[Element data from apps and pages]
——————
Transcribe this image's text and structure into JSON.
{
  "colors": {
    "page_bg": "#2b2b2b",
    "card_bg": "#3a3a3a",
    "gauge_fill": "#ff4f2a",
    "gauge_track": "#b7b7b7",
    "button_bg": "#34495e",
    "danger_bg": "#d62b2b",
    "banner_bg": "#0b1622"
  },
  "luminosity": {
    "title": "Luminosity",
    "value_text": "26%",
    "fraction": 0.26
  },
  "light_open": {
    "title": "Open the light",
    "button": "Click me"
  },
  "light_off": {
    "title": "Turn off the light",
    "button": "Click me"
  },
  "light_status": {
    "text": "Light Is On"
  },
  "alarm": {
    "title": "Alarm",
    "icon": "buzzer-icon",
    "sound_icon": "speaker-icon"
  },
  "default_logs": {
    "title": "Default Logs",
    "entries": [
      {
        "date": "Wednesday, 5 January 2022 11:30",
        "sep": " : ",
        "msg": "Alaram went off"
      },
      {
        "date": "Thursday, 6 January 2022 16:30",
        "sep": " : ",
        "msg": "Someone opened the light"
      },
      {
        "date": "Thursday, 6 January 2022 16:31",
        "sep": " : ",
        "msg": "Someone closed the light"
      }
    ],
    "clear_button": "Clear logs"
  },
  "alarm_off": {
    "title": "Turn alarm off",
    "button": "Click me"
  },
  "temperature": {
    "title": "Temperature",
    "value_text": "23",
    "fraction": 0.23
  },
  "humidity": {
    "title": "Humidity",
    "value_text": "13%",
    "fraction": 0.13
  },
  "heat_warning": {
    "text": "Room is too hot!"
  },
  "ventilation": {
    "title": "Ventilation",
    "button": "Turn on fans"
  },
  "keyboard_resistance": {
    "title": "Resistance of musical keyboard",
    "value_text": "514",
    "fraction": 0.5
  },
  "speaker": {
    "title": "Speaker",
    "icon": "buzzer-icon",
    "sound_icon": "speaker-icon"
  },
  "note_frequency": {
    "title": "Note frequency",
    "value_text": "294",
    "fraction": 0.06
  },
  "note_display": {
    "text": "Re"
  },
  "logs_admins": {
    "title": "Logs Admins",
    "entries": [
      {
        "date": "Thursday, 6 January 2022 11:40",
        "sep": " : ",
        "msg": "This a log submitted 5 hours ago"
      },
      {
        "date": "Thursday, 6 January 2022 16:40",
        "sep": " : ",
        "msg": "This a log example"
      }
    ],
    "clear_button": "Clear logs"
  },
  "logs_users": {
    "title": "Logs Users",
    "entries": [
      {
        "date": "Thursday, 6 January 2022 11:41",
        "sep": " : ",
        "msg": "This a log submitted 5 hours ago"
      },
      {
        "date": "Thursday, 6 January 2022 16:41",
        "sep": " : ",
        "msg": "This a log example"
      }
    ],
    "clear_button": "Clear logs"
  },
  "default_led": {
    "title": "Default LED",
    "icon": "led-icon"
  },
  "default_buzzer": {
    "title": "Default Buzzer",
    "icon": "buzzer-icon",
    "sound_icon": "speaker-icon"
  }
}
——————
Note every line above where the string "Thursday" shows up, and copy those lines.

_SOLUTION TO THIS EXERCISE_
        "date": "Thursday, 6 January 2022 16:30",
        "date": "Thursday, 6 January 2022 16:31",
        "date": "Thursday, 6 January 2022 11:40",
        "date": "Thursday, 6 January 2022 16:40",
        "date": "Thursday, 6 January 2022 11:41",
        "date": "Thursday, 6 January 2022 16:41",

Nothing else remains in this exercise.